There are many methods to be able to establish a secure connection, but most of them involve data encryption. Data encryption is a method which hides information from other unauthorized parties. This method usually needs an appropriate program installed on both computers involved in the connection that will encrypt and decrypt the information. Among these are our basic security protocols embedded in main communication protocols like TCP/IP, HTTPS, POP3 or IMAP.
Firewalls and anti-virus software may also serve in creating secure connections in some form.

Eavesdropping: Eavesdropping is as an electronic attack where digital communications are intercepted by an individual whom they are not intended. 
This is done in two main ways: Directly listening to digital or analog voice communication or the interception or sniffing of data relating to any form of communication.

Eavesdropping is the act of intercepting communications between two points. 

In the digital world, eavesdropping takes the form of sniffing for data in what is called network eavesdropping.
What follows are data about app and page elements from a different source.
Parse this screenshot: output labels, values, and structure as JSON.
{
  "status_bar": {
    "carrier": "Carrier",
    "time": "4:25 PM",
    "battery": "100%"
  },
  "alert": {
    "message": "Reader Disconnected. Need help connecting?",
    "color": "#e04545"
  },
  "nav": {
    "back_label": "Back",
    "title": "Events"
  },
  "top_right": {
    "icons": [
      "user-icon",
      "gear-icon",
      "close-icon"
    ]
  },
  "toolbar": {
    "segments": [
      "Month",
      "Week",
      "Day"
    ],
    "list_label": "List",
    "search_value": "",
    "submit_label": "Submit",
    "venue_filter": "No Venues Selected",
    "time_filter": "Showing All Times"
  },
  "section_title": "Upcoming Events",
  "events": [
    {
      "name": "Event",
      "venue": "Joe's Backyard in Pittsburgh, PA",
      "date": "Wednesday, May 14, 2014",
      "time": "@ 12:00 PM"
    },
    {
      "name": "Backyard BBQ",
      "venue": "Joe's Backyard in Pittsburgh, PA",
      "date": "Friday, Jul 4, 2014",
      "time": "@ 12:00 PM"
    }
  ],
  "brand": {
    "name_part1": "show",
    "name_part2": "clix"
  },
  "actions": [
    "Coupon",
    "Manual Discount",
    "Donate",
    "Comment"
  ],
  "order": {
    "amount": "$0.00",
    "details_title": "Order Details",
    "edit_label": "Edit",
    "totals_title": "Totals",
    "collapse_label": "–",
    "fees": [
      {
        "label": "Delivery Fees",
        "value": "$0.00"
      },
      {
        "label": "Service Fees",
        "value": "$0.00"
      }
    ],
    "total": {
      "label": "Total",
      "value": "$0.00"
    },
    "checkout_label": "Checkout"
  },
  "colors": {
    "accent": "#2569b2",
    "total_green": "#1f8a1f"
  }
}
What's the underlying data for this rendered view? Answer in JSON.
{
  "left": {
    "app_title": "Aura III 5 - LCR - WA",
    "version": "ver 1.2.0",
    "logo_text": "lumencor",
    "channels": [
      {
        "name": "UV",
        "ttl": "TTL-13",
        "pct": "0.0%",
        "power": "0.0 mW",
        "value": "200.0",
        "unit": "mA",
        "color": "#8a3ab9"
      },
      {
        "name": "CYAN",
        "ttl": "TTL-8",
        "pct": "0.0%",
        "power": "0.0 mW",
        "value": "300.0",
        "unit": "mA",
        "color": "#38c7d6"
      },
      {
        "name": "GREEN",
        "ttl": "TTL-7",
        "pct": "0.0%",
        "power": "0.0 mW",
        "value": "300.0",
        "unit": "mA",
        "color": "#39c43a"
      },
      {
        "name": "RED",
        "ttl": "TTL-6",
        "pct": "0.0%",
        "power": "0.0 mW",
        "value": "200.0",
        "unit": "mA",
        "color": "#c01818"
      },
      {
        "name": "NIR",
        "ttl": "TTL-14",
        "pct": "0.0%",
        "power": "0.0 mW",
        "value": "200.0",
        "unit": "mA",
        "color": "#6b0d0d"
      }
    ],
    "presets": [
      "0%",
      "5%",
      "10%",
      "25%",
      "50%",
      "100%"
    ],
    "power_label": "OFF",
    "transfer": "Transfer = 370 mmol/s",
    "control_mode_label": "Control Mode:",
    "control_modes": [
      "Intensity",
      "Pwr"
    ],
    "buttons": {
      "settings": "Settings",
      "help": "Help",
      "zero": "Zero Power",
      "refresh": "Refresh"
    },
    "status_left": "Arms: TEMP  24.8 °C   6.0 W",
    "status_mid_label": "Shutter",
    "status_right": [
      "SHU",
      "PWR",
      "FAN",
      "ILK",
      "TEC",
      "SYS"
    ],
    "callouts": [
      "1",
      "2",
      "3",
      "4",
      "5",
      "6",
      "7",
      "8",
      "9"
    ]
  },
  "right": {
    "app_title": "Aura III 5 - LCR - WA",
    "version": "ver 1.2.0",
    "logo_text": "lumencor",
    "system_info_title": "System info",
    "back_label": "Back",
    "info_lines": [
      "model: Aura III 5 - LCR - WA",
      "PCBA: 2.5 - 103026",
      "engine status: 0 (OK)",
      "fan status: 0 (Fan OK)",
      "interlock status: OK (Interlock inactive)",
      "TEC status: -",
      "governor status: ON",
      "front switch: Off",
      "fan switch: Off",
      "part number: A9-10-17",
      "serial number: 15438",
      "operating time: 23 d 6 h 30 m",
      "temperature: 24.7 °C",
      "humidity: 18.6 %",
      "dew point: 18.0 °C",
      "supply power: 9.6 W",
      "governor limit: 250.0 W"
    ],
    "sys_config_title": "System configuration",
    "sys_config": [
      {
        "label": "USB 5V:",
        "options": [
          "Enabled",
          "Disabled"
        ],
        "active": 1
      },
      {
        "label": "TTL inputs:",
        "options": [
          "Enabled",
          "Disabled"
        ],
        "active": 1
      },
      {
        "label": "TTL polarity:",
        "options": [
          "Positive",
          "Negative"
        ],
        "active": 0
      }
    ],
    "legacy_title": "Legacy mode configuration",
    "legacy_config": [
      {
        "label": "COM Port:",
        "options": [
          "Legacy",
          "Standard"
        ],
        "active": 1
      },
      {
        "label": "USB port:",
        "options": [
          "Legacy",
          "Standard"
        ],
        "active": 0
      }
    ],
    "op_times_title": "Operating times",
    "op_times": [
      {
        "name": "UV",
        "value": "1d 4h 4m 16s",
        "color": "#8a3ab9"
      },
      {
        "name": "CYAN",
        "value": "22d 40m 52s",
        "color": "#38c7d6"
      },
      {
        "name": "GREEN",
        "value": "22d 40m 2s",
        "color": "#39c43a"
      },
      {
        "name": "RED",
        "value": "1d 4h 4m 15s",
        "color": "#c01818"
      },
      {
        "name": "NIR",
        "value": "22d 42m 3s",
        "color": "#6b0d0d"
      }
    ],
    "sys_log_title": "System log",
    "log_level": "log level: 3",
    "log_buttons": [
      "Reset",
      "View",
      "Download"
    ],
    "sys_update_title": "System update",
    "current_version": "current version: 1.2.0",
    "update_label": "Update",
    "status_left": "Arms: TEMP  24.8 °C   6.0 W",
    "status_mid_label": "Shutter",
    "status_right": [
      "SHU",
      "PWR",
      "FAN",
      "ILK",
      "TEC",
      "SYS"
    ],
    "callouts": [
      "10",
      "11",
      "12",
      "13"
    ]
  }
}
A specialized program is used to sniff and record packets of data communications from a network and then subsequently listened to or read using cryptographic tools for analysis and decryption.
For example, Voice over IP (VoIP) calls made using IP-based communication can be picked up and recorded using protocol analyzers and then converted to audio files using other specialized software.
Data sniffing is easily done on a local network that uses a HUB since all communications are sent to all the ports (non-recipients just drop the data) and a sniffer will simply accept all of the incoming data. 
This goes the same for wireless networking where data is broadcast so even non-recipients can receive the data if they have the proper tools. 
Actual eavesdropping, that is the simple act of listening to other people talk without them knowing it, can be done using current technology such as hidden microphones and recorders. 
Hacking into devices such as IP phones is also done in order to eavesdrop on the owner of the phone by remotely activating the speaker phone function. 
Devices with microphones including laptops and cell phones also can be hacked to remotely activate their microphones and discretely send data to the attacker.
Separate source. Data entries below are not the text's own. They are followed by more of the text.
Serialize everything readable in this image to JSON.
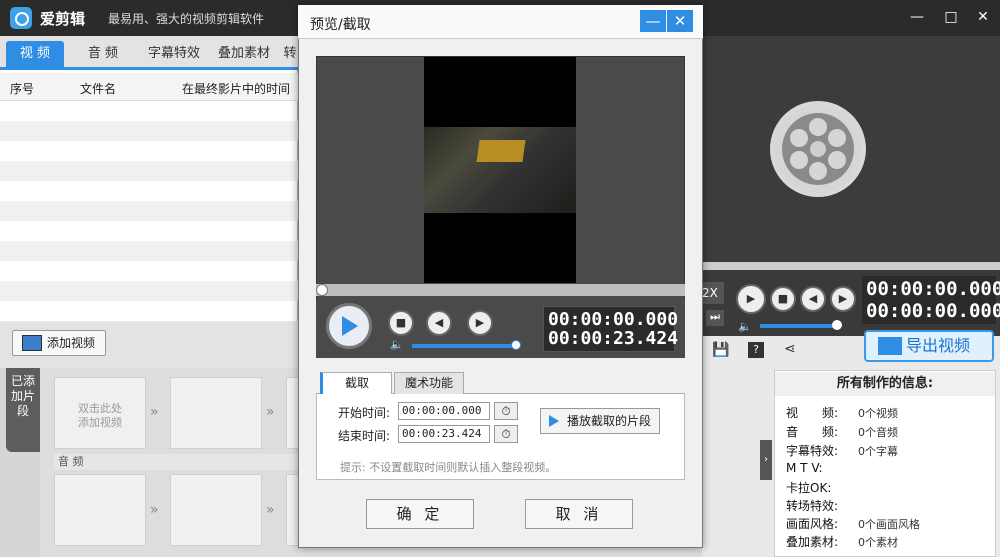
{
  "app": {
    "name": "爱剪辑",
    "slogan": "最易用、强大的视频剪辑软件"
  },
  "window_controls": {
    "minimize": "—",
    "maximize": "□",
    "close": "✕"
  },
  "tabs": [
    {
      "label": "视 频",
      "active": true
    },
    {
      "label": "音 频",
      "active": false
    },
    {
      "label": "字幕特效",
      "active": false
    },
    {
      "label": "叠加素材",
      "active": false
    },
    {
      "label": "转",
      "active": false
    }
  ],
  "clip_list": {
    "columns": [
      "序号",
      "文件名",
      "在最终影片中的时间"
    ]
  },
  "add_video_button": "添加视频",
  "track": {
    "label": "已添加片段",
    "first_slot_hint": "双击此处\n添加视频",
    "audio_label": "音 频"
  },
  "right_preview": {
    "speed": "2X",
    "time_current": "00:00:00.000",
    "time_total": "00:00:00.000"
  },
  "export_button": "导出视频",
  "info_panel": {
    "title": "所有制作的信息:",
    "items": [
      {
        "key": "视　　频:",
        "value": "0个视频"
      },
      {
        "key": "音　　频:",
        "value": "0个音频"
      },
      {
        "key": "字幕特效:",
        "value": "0个字幕"
      },
      {
        "key": "M T V:",
        "value": ""
      },
      {
        "key": "卡拉OK:",
        "value": ""
      },
      {
        "key": "转场特效:",
        "value": ""
      },
      {
        "key": "画面风格:",
        "value": "0个画面风格"
      },
      {
        "key": "叠加素材:",
        "value": "0个素材"
      }
    ]
  },
  "dialog": {
    "title": "预览/截取",
    "minimize": "—",
    "close": "✕",
    "time_current": "00:00:00.000",
    "time_total": "00:00:23.424",
    "sub_tabs": [
      "截取",
      "魔术功能"
    ],
    "start_label": "开始时间:",
    "start_value": "00:00:00.000",
    "end_label": "结束时间:",
    "end_value": "00:00:23.424",
    "play_segment": "播放截取的片段",
    "hint": "提示: 不设置截取时间则默认插入整段视频。",
    "ok": "确 定",
    "cancel": "取 消"
  },
  "colors": {
    "accent": "#2f8de4",
    "titlebar": "#2b2b2b"
  }
}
Phishing: Phishing is the act of sending an email to a user falsely claiming to be an established legitimate enterprise in an attempt to scam the user into surrendering private information that will be used for identity theft. Phishing email will typically direct the user to visit a website where they are asked to update personal information, such as a password, credit card, social security, or bank account numbers, that the legitimate organization already has. The website, however, is bogus and will capture and steal any information the user enters on the page.

Identity verification: As services and socialising shifted online, identifying each other digitally has become increasingly important. 
How can we do this securely, without impacting users’ experience? Let us explore the trends in online identity verification, looking at the key solutions and implications for businesses and users. 
Exposing more personal information about ourselves and revealing our true identities online opens up great opportunities and risks. Organisations must navigate (and mitigate) these for their users.
Consequently, a number of solutions have emerged to validate who we are online.

Two-Step Verification
Creating a username and password to access specific websites is the most familiar online identity system. But, we’ve known it’s a broken process for years. 
It’s too difficult to create and manage unique, elaborate passwords for each online account we have. And even the idea that a ‘strong password’ can protect us is now a fantasy, with hackers regularly breaking into computer systems and releasing username and password data.
Worse than this, plenty of us daisy-chain accounts to our main email address; creating a single point of failure for hackers to exploit, gaining entry to countless more with ease. 
The most common solution is two-factor authentication: requesting knowledge (such as an alphanumerical ‘secret’) and possession (adding a physical level) for a user to verify themselves. Cash machines were the original implementation of this idea, requiring possession of a physical card and remembering a secret PIN. 
The trick is establishing a second, physical authenticator that is secure, but doesn’t inconvenience the user.
For example, many companies have avoided the delay and cost of issuing unique physical tokens (such as a key fob, or card reader); instead, asking users to add a mobile contact number and enter unique codes sent via SMS.